Neck-in is the difference in the melt web width when it contacts the quench roll compared to the width as it exits the die. The values shown were taken at 800 ft/min (0.5 mil) under the conditions described above for measuring maximum stable draw rate.
The following Examples (Tables 1-6) show various aspects of this invention.
As can be seen from Example 1 versus Comparative Example C1 and Example 3 versus Comparative Example C3, greatly reduced “neck-in” occurs in extrusion coating while still maintaining adequate draw rates for most extrusion coating processes. This is very useful for minimizing edge bead and reducing edge trim waste.
This improved neck-in is a result of the same polymer chain entanglement that increases melt swell. Consequently the rest of the Examples in Tables 1, 2, 3 & 4 show the polymer changes only in terms of the change in melt swell.
The “Resulting MI” data in Tables 5 and 6 shows the effect on crosslinking low density polyethylene and linear low density polyethylene that sodium acrylate produced in situ has compared to the lack of an effect that acrylic acid has. The Resulting MI is significantly decreased as a result of the. crosslinking.
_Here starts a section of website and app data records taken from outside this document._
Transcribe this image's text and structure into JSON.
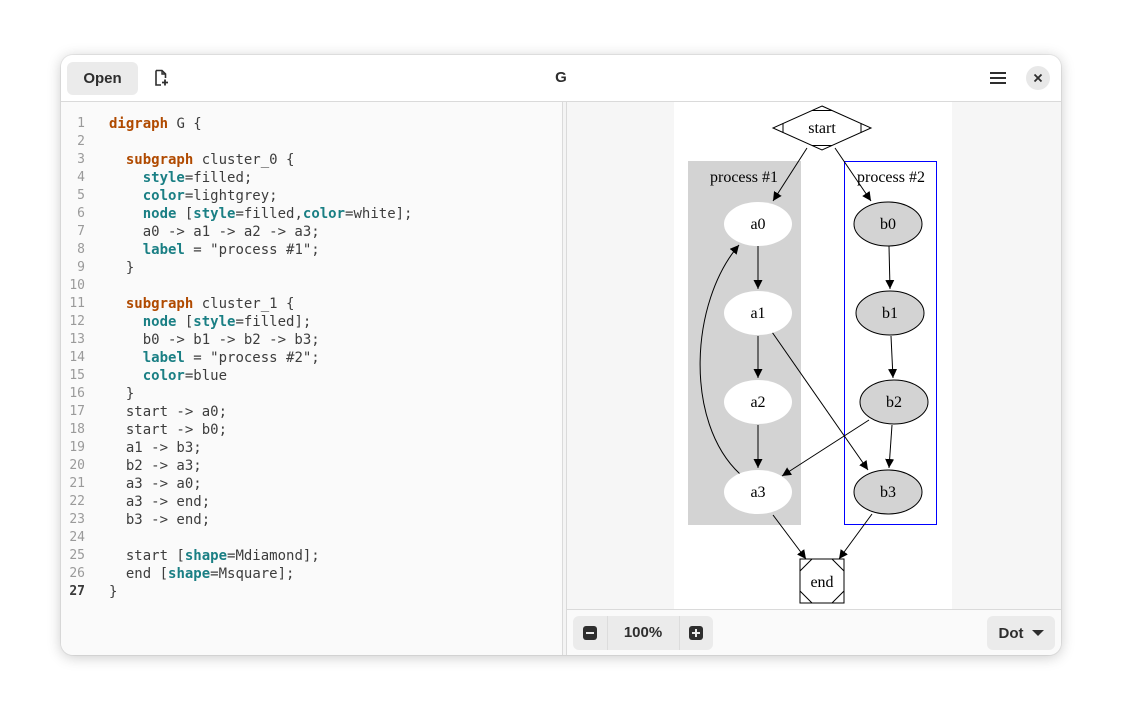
{
  "window": {
    "title": "G"
  },
  "header": {
    "open_label": "Open",
    "new_icon": "document-new-icon",
    "menu_icon": "hamburger-menu-icon",
    "close_icon": "close-icon"
  },
  "editor": {
    "current_line": 27,
    "lines": [
      [
        [
          "kw",
          "digraph"
        ],
        [
          "t",
          " G {"
        ]
      ],
      [],
      [
        [
          "t",
          "  "
        ],
        [
          "kw",
          "subgraph"
        ],
        [
          "t",
          " cluster_0 {"
        ]
      ],
      [
        [
          "t",
          "    "
        ],
        [
          "at",
          "style"
        ],
        [
          "t",
          "=filled;"
        ]
      ],
      [
        [
          "t",
          "    "
        ],
        [
          "at",
          "color"
        ],
        [
          "t",
          "=lightgrey;"
        ]
      ],
      [
        [
          "t",
          "    "
        ],
        [
          "at",
          "node"
        ],
        [
          "t",
          " ["
        ],
        [
          "at",
          "style"
        ],
        [
          "t",
          "=filled,"
        ],
        [
          "at",
          "color"
        ],
        [
          "t",
          "=white];"
        ]
      ],
      [
        [
          "t",
          "    a0 -> a1 -> a2 -> a3;"
        ]
      ],
      [
        [
          "t",
          "    "
        ],
        [
          "at",
          "label"
        ],
        [
          "t",
          " = \"process #1\";"
        ]
      ],
      [
        [
          "t",
          "  }"
        ]
      ],
      [],
      [
        [
          "t",
          "  "
        ],
        [
          "kw",
          "subgraph"
        ],
        [
          "t",
          " cluster_1 {"
        ]
      ],
      [
        [
          "t",
          "    "
        ],
        [
          "at",
          "node"
        ],
        [
          "t",
          " ["
        ],
        [
          "at",
          "style"
        ],
        [
          "t",
          "=filled];"
        ]
      ],
      [
        [
          "t",
          "    b0 -> b1 -> b2 -> b3;"
        ]
      ],
      [
        [
          "t",
          "    "
        ],
        [
          "at",
          "label"
        ],
        [
          "t",
          " = \"process #2\";"
        ]
      ],
      [
        [
          "t",
          "    "
        ],
        [
          "at",
          "color"
        ],
        [
          "t",
          "=blue"
        ]
      ],
      [
        [
          "t",
          "  }"
        ]
      ],
      [
        [
          "t",
          "  start -> a0;"
        ]
      ],
      [
        [
          "t",
          "  start -> b0;"
        ]
      ],
      [
        [
          "t",
          "  a1 -> b3;"
        ]
      ],
      [
        [
          "t",
          "  b2 -> a3;"
        ]
      ],
      [
        [
          "t",
          "  a3 -> a0;"
        ]
      ],
      [
        [
          "t",
          "  a3 -> end;"
        ]
      ],
      [
        [
          "t",
          "  b3 -> end;"
        ]
      ],
      [],
      [
        [
          "t",
          "  start ["
        ],
        [
          "at",
          "shape"
        ],
        [
          "t",
          "=Mdiamond];"
        ]
      ],
      [
        [
          "t",
          "  end ["
        ],
        [
          "at",
          "shape"
        ],
        [
          "t",
          "=Msquare];"
        ]
      ],
      [
        [
          "t",
          "}"
        ]
      ]
    ]
  },
  "graph": {
    "cluster_labels": [
      "process #1",
      "process #2"
    ],
    "cluster_colors": {
      "process_1_fill": "#d3d3d3",
      "process_2_border": "#0000ff"
    },
    "nodes": {
      "start": "start",
      "a0": "a0",
      "a1": "a1",
      "a2": "a2",
      "a3": "a3",
      "b0": "b0",
      "b1": "b1",
      "b2": "b2",
      "b3": "b3",
      "end": "end"
    }
  },
  "footer": {
    "zoom_out_icon": "minus-icon",
    "zoom_level": "100%",
    "zoom_in_icon": "plus-icon",
    "layout_engine": "Dot",
    "dropdown_icon": "chevron-down-icon"
  }
}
During synthesis of ethylene/methacrylic and ethylene/acrylic acid copolymers, an aqueous (50%) solution of sodium hydroxide was injected into the monomer/polymer stream after the first of two stages of monomer/polymer separation, thus partially neutralizing the acid groups of the polymer. In this process, unreacted acid monomer is still present at approximately 0.2 to 0.8% resulting in the formation of sodium methacrylate or sodium acrylate as well as the ionomer. Synthesis conditions of polymer prior to in-line neutralization are such that without the in situ salt formation melt swell would have been essentially equivalent.
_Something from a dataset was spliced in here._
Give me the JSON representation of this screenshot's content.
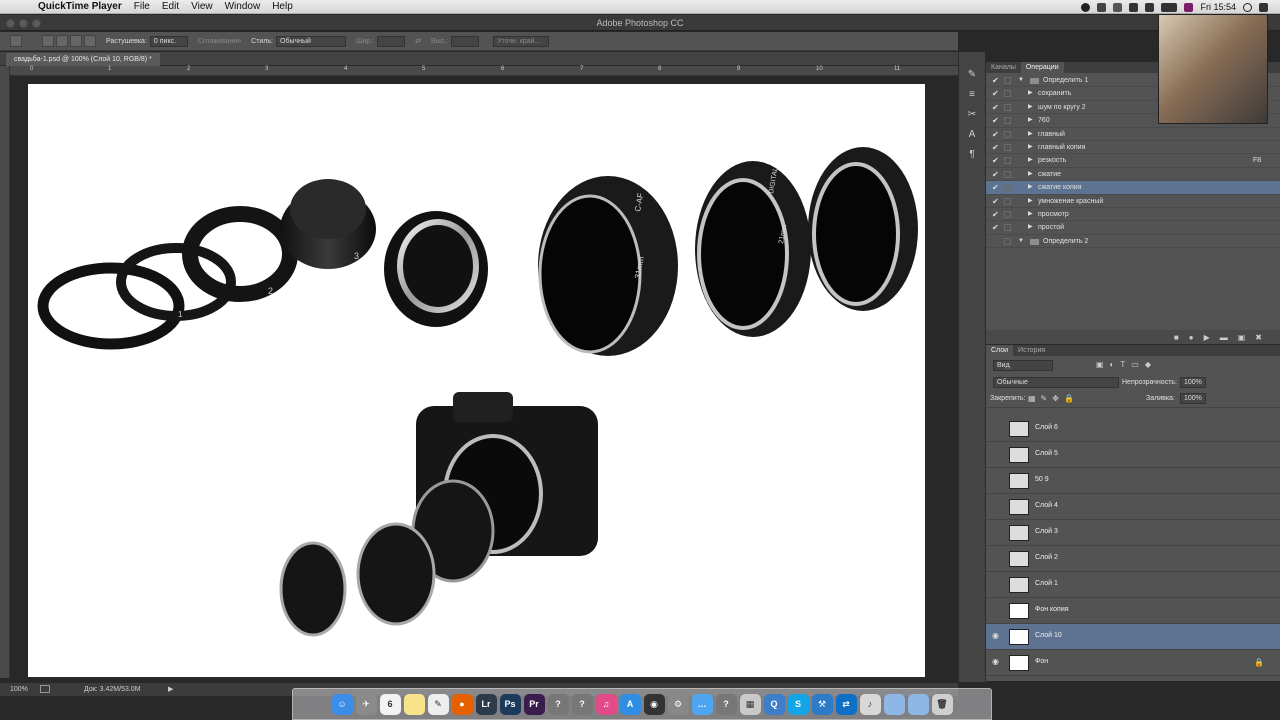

In Table 2 examples, ionomers were produced in an extrusion process by injecting sodium hydroxide solution into the melt to partially neutralize the acid. In this process there are less than 0.05 wt. % acid monomers present before neutralization. The small differences in melt swell could be inherent in the base polymer or due to the very small amount of sodium acrylate salt formed. The reaction extrusion process is described in examples 35-42 and 48-57 of U.S. Pat. No. 3,404,134, which is incorporated herein by reference.
Table 3 shows a series of studies where sodium ionomers were produced in a 30 mm twin screw extruder by reacting sodium carbonate with the polymer acid. Acid monomers were added to the melt by injecting 2 ml of water/monomer solution. The sodium carbonate was added via a concentrate along with the acid copolymer to the extruder feed. These data show the large affect on the melt swell of the E/AA and the E/MAA ionomers when sodium acrylate is formed in situ but not when the sodium methacrylate is formed in situ.
Table 4 is similar to Table 3 except a zinc ionomer was produced in the twin screw extruder by reacting zinc oxide. Again as with sodium in Example 3, the in situ formation of zinc acrylate resulted in high melt swell.
Table 5 shows that the crosslinking does not require polymeric acid or an ionomer. Experiments performed in a HAAKE batch mixer show that the metal acrylate salt and not the acrylic acid itself bring about crosslinking (Resulting MI is reduced in Example 11 where crosslinking occurred). The polyethylene used in Example C12 and 11 was a free radical produced polyethylene homopolymer of 0.922 g/cc density.
Table 6 shows similar data to Table 5 for Exact®401 1, a linear low density polyethylene having an MI of 2.0 grams/10 minutes and a density of 0.89 grams/cubic centimeter made using a metallocene catalyst by Exxon.